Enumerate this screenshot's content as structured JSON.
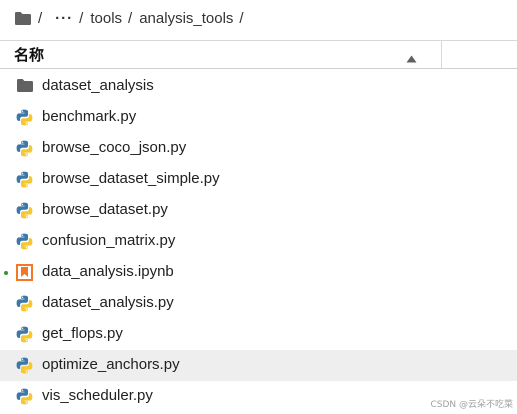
{
  "breadcrumb": {
    "root_separator": "/",
    "ellipsis": "···",
    "items": [
      {
        "label": "tools",
        "sep": "/"
      },
      {
        "label": "analysis_tools",
        "sep": "/"
      }
    ]
  },
  "header": {
    "name_label": "名称",
    "sort_direction": "ascending"
  },
  "files": [
    {
      "name": "dataset_analysis",
      "type": "folder",
      "icon": "folder-icon"
    },
    {
      "name": "benchmark.py",
      "type": "python",
      "icon": "python-icon"
    },
    {
      "name": "browse_coco_json.py",
      "type": "python",
      "icon": "python-icon"
    },
    {
      "name": "browse_dataset_simple.py",
      "type": "python",
      "icon": "python-icon"
    },
    {
      "name": "browse_dataset.py",
      "type": "python",
      "icon": "python-icon"
    },
    {
      "name": "confusion_matrix.py",
      "type": "python",
      "icon": "python-icon"
    },
    {
      "name": "data_analysis.ipynb",
      "type": "notebook",
      "icon": "notebook-icon",
      "running": true
    },
    {
      "name": "dataset_analysis.py",
      "type": "python",
      "icon": "python-icon"
    },
    {
      "name": "get_flops.py",
      "type": "python",
      "icon": "python-icon"
    },
    {
      "name": "optimize_anchors.py",
      "type": "python",
      "icon": "python-icon",
      "selected": true
    },
    {
      "name": "vis_scheduler.py",
      "type": "python",
      "icon": "python-icon"
    }
  ],
  "watermark": "CSDN @云朵不吃菜",
  "colors": {
    "folder": "#616161",
    "python_blue": "#3b77a8",
    "python_yellow": "#f5c731",
    "notebook_orange": "#f37726",
    "selected_row": "#eeeeee",
    "running_dot": "#3a8f3a"
  }
}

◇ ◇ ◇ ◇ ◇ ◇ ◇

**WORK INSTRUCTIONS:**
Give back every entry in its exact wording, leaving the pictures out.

**RESULT OF THE EXERCISE:**
Enumerate this screenshot's content as structured JSON.
{
  "breadcrumb": {
    "root_separator": "/",
    "ellipsis": "···",
    "items": [
      {
        "label": "tools",
        "sep": "/"
      },
      {
        "label": "analysis_tools",
        "sep": "/"
      }
    ]
  },
  "header": {
    "name_label": "名称",
    "sort_direction": "ascending"
  },
  "files": [
    {
      "name": "dataset_analysis",
      "type": "folder",
      "icon": "folder-icon"
    },
    {
      "name": "benchmark.py",
      "type": "python",
      "icon": "python-icon"
    },
    {
      "name": "browse_coco_json.py",
      "type": "python",
      "icon": "python-icon"
    },
    {
      "name": "browse_dataset_simple.py",
      "type": "python",
      "icon": "python-icon"
    },
    {
      "name": "browse_dataset.py",
      "type": "python",
      "icon": "python-icon"
    },
    {
      "name": "confusion_matrix.py",
      "type": "python",
      "icon": "python-icon"
    },
    {
      "name": "data_analysis.ipynb",
      "type": "notebook",
      "icon": "notebook-icon",
      "running": true
    },
    {
      "name": "dataset_analysis.py",
      "type": "python",
      "icon": "python-icon"
    },
    {
      "name": "get_flops.py",
      "type": "python",
      "icon": "python-icon"
    },
    {
      "name": "optimize_anchors.py",
      "type": "python",
      "icon": "python-icon",
      "selected": true
    },
    {
      "name": "vis_scheduler.py",
      "type": "python",
      "icon": "python-icon"
    }
  ],
  "watermark": "CSDN @云朵不吃菜",
  "colors": {
    "folder": "#616161",
    "python_blue": "#3b77a8",
    "python_yellow": "#f5c731",
    "notebook_orange": "#f37726",
    "selected_row": "#eeeeee",
    "running_dot": "#3a8f3a"
  }
}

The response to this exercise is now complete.